After all said and done, a pertinent question remains: Is Gandhi really relevant for Africa? This is a question which remains very pertinent in this our continent in which Democracy has become another form of DEM ALL CRAZY. It is worth seeing how Tabu Mbeki, the former South African president15 described Gandhi as a great human being. Mbeki said it was not possible some years back for an Indian Prime Minister to put foot on “our shores”. Gandhi, he said, was “a beloved son of South Africa” and provided the leadership for “this country’s triumphant march to freedom”. Noting that India had in 1946 at the UN put on the global agenda the need to end apartheid in South Africa, he said, Gandhi had championed the cause of peace with his tenacity. Gandhi may not be here physically to do the same in other African countries. However, he remains a great soul whose ideas remain a panacea for the African/ Cameroonian democracy. It is a pity that most African countries spend time propagating Marxist theories in Africa. Avijit Ghosh does not mince words to say that “Gandhi is more relevant than Marx today in Africa (words in italics are mine).”28

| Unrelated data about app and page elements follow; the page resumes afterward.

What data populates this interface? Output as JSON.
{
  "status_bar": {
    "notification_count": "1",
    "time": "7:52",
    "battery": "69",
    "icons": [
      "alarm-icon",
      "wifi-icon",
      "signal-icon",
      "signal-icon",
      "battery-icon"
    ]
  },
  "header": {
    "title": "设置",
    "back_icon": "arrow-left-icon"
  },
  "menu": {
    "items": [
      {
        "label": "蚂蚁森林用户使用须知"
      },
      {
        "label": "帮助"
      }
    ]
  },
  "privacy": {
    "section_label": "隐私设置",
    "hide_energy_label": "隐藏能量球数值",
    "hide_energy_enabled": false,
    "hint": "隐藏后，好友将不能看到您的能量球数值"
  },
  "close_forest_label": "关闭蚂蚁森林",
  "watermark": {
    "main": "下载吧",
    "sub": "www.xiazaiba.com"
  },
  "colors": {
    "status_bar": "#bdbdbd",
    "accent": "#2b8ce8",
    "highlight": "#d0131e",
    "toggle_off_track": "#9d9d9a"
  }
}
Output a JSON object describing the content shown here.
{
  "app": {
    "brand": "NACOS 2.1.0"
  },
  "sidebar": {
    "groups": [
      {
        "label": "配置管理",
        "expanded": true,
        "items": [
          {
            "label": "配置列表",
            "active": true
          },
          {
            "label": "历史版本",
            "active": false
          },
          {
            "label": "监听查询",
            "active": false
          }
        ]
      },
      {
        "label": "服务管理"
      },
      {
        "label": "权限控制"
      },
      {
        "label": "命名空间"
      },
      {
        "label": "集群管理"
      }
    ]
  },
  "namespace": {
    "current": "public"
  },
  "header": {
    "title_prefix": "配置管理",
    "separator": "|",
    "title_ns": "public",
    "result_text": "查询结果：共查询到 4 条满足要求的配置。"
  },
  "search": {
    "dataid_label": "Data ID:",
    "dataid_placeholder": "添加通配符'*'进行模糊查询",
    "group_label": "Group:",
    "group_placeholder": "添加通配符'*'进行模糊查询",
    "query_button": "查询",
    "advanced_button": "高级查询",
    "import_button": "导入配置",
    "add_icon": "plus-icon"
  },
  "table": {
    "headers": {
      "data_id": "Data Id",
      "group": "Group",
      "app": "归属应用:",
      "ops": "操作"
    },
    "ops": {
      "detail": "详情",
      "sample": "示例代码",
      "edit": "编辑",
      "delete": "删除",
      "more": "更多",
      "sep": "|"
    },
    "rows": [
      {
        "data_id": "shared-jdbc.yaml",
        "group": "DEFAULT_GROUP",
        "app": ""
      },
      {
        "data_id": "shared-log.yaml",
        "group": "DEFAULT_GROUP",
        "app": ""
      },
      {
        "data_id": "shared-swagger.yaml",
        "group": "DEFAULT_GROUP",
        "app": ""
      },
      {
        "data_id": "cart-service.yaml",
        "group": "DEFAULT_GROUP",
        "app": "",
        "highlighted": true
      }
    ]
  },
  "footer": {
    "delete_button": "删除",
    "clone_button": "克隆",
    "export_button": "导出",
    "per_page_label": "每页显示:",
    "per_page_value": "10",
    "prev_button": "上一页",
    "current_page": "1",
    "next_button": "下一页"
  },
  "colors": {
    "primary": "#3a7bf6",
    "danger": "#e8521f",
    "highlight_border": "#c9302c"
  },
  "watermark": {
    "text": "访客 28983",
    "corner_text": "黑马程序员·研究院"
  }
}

In any country practising democracy, the populace must benefit from the dividends accruing from it. To this effect, in African countries, after having suffered and are still suffering political mishaps, the word democracy should not be only a meaningless sound or an aberration. The values of the democratic system should include the dignity of every human person, the respect of human rights, commitment to the common good as the purpose and guiding criterion for political life must be felt. There have truly been some good points in democracy, though not good enough. Democracy is still in a process of maturation. We cannot expect that after years of military rule and oppression, democracy will appear on a platter of gold. Despite setbacks and thwarted hopes, we can say that democracy in Africa is at least half-full. Everyone must work to foster democracy. It is not only the problem of African leaders or the church. In our offices, we can refuse bribery. A journey of hundred miles begins with a step. Here is a message for all Africans and Cameroonians: We may ignore Gandhi at our own risk. Africa Needs Gandhi